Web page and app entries
☆ ☆ ☆ ☆ ☆

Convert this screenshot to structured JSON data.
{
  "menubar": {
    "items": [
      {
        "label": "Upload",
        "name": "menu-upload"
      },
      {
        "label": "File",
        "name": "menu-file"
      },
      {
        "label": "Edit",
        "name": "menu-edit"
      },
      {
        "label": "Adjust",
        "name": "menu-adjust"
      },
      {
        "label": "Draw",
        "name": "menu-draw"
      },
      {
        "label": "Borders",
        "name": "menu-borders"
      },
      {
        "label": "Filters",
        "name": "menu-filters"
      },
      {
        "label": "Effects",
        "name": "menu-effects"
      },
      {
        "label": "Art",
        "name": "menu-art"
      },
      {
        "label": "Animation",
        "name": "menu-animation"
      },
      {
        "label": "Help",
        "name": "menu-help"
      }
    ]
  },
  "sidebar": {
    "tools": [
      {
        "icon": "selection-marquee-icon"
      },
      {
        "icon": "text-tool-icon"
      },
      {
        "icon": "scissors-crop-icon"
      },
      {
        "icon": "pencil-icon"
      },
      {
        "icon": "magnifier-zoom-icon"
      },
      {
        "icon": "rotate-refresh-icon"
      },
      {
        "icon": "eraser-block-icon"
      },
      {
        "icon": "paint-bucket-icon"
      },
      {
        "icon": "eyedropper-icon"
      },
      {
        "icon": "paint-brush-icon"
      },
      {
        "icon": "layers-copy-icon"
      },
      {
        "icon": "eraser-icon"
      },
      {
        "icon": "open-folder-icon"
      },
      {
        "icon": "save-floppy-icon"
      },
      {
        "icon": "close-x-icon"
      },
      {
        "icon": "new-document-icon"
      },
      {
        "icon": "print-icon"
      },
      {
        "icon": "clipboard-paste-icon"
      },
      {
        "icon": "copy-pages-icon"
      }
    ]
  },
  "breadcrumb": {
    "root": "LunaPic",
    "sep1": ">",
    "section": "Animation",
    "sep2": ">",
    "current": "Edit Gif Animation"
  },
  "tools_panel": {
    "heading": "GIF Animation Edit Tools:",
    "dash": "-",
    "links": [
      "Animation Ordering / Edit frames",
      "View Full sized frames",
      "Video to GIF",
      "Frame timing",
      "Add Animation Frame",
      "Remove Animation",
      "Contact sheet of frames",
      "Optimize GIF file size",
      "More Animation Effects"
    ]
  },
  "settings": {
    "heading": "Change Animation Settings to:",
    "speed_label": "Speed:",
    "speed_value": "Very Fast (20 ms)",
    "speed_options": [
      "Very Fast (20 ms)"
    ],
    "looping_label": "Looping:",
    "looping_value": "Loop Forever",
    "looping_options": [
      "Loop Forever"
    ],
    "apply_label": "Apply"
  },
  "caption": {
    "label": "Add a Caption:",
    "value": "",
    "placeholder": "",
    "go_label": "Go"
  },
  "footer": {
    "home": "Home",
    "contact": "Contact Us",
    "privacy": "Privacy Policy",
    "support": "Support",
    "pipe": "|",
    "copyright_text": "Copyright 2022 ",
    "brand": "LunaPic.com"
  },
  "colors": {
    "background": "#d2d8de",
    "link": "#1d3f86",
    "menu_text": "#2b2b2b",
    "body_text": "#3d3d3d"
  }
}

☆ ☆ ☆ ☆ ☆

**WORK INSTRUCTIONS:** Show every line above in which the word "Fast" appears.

**WRITTEN SOLUTION:**
    "speed_value": "Very Fast (20 ms)",
      "Very Fast (20 ms)"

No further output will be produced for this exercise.